A hot potato: After repeatedly trying to fix a set of vulnerabilities also known as "PrintNightmare," Microsoft has yet to provide a permanent solution that doesn't involve stopping and disabling the Print Spooler service in Windows. The company now acknowledged yet another bug that was initially discovered eight months ago, and ransomware groups are starting to take advantage of the chaos.

The Print Spooler security nightmare isn't over for Microsoft -- the company has had to issue one patch after another to fix things, and that includes this month's Patch Tuesday update.

In a new security advisory, the company acknowledged the existence of yet another vulnerability in the Windows Print Spooler service. This one is filed under CVE-2021-36958, and is similar to the previously discovered bugs that are now collectively known as "PrintNightmare," which can be used to abuse certain configuration settings and the ability of users with limited privileges to install printer drivers that can then be run with the maximum privilege level possible in Windows.

As Microsoft explains in the security advisory, an attacker can exploit a flaw in the way the Windows Print Spooler service performs privileged file operations to essentially gain system level access and wreak havoc on a system. The workaround is once again to stop and disable the Print Spooler service entirely.

The new vulnerability was discovered by Benjamin Delpy, who is the creator of exploitation tool Mimikatz, while checking to see if Microsoft's latest patch finally solved PrintNightmare.

Delpy found that even though the company made it so Windows now asks for admin privileges to install printer drivers, one doesn't need those privileges to connect to a printer if the driver is already installed. Furthermore, the Print Spooler vulnerability is still open to attack when someone connects to a remote printer.

It's worth noting that Microsoft gives credit to finding this bug to Victor Mata of FusionX, Accenture Security, who says he reported the issue in December 2020. Even more concerning is that Delpy's previous proof of concept for exploiting PrintNightmare still works after applying the August Patch Tuesday.
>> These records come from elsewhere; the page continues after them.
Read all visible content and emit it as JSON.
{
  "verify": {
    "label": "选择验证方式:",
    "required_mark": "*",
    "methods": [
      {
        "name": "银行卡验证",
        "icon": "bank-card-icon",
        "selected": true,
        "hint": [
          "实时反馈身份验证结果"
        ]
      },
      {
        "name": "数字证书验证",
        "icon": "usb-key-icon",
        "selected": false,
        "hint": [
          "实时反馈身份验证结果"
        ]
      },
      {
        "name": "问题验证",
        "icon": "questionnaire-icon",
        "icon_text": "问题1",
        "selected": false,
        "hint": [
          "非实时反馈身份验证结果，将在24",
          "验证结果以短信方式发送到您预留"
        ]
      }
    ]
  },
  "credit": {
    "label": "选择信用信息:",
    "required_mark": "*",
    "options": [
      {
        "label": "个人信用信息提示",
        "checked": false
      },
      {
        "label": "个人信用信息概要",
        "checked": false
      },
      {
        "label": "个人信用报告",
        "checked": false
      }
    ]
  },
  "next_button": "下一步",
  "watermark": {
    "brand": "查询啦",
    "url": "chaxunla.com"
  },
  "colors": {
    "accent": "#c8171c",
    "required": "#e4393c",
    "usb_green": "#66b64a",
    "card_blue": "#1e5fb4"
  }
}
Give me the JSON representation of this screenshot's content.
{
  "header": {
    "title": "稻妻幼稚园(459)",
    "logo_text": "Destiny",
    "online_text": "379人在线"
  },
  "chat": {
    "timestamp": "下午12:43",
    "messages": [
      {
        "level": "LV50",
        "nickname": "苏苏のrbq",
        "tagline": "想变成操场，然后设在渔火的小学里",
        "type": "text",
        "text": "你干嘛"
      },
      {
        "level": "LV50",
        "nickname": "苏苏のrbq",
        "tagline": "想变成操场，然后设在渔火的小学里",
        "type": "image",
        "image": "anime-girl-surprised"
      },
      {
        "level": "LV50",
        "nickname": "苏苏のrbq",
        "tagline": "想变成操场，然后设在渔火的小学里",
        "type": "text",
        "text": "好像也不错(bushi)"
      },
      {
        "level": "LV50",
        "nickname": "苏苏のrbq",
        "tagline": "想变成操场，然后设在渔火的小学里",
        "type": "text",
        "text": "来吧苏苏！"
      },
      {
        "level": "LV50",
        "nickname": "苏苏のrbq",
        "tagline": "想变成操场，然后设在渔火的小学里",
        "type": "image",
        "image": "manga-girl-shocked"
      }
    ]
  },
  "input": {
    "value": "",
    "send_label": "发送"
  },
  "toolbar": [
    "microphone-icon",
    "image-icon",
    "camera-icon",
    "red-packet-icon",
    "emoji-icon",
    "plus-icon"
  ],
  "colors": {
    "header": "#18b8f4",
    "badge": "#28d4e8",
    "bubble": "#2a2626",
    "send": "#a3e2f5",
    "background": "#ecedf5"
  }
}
Bleeping Computer reports that PrintNightmare is quickly becoming a tool of choice for ransomware gangs, who are now targeting Windows servers to deliver Magniber ransomware to South Korean victims. CrowdStrike says it already prevented some attempts, but warns this may only be the beginning of more wide-reaching campaigns.